Silas Lapham’.” New England Quarterly 83.2 (2010): 283-312. JSTOR. Web. 16 Oct. 2015. Marchand argues, though Howells preoccupation with social mobility is reflected in his won personal journey, the author has notably produced some of the most pessimistic and demoralizing accounts of how unlikely social ascension actually is. She identifies the social separation between the Coreys and the Laphams as being measured by their differences in taste: crude interests exhibited by showy examples versus a distinguished taste for simple comforts. Marchand claims that the story demonstrates Howell’s awareness that upper-class behavior cannot be imitated or bluffed. She argues that this bluffing creates anxiety, which in turn threatens to betray the bluffer’s attempt at displaying the upper-class role.

Marovich, Beatrice. “Myself: Walt Whitman’s Political, Theological Creature.” Angelican

Theological Review 92.2 (2010): 347-366. Academic Search Premier. Web. 20 Sept. 2015. Marovich argues in her article that Whitman’s poem, “Song of Myself,” is not about Whitman glorifying himself as a sacred and divine being, but rather, it was written for Whitman’s fellow Americans regarding the newly constructed American democracy that was supplemented by a sort of philosophical theology rooted in nature. She claimed that this theology was not one shaped by the American ecclesial network or Christian discourses of God, but a theology made for a revived and refreshed American popular sovereignty that was based around the conflicts of Whitman’s time. Marovich explained that Whitman’s God coexisted with humans in a democratic reality that viewed everyone as equals. In this theology, nature is the source of holy purity.

Pizer, Donald. Stephen Crane’s ‘Maggie’ and American Naturalism.” Criticism 7.2 (1965): 168-

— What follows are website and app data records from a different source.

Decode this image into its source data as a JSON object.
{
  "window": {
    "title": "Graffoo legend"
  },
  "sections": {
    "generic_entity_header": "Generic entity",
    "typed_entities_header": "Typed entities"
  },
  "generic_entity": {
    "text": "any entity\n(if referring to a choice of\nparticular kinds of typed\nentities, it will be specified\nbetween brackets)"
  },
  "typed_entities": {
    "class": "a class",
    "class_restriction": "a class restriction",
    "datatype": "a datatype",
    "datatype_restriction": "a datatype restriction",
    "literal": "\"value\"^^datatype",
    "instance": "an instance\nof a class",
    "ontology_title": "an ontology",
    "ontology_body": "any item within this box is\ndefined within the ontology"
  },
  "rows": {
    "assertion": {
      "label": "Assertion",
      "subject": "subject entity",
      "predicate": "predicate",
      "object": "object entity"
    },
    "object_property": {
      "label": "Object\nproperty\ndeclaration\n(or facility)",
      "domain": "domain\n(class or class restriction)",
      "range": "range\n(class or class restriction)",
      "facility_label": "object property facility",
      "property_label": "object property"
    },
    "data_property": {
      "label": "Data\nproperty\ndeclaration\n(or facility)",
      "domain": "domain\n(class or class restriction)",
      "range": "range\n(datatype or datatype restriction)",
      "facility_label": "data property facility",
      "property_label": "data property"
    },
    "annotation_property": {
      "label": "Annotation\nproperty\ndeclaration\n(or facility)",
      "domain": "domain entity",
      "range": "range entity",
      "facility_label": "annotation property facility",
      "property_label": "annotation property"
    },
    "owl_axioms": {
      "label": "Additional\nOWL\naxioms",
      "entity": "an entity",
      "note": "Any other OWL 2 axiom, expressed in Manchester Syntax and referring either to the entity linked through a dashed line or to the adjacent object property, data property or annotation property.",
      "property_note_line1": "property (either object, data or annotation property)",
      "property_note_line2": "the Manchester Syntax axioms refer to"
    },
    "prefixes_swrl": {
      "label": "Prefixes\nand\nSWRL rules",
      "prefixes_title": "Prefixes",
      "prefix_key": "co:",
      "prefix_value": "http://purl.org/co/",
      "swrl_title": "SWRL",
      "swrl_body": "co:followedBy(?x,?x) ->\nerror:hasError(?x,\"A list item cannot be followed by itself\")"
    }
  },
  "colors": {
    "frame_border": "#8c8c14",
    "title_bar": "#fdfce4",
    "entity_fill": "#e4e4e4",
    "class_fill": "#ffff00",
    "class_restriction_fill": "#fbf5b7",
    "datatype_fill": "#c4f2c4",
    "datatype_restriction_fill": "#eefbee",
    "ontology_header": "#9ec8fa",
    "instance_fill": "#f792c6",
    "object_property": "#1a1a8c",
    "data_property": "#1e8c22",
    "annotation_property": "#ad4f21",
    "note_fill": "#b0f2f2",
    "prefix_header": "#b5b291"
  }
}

175. JSTOR. Web. 23 Oct. 2015. The main idea of Pizer’s article can be summed up into the statement that appropriate behavior is dependent upon the environment the behavior occurs in. He argues that Crane’s Maggie, focused as it is on the Bowery slums and the effects of that environment on its inhabitants, veers from the usual naturalistic approach by introducing irony and expressionistic symbolism into the narrative. Pizer claims that though Maggie becomes a prostitute and is part of the slums herself, she is strangely untouched by her physical environment, and functions as a symbol of inner purity uncorrupted by external foulness. This symbol of purity in slums is Crane’s means of enforcing his large irony that purity is destroyed not by concrete evils, but by the very moral codes established to safeguard it.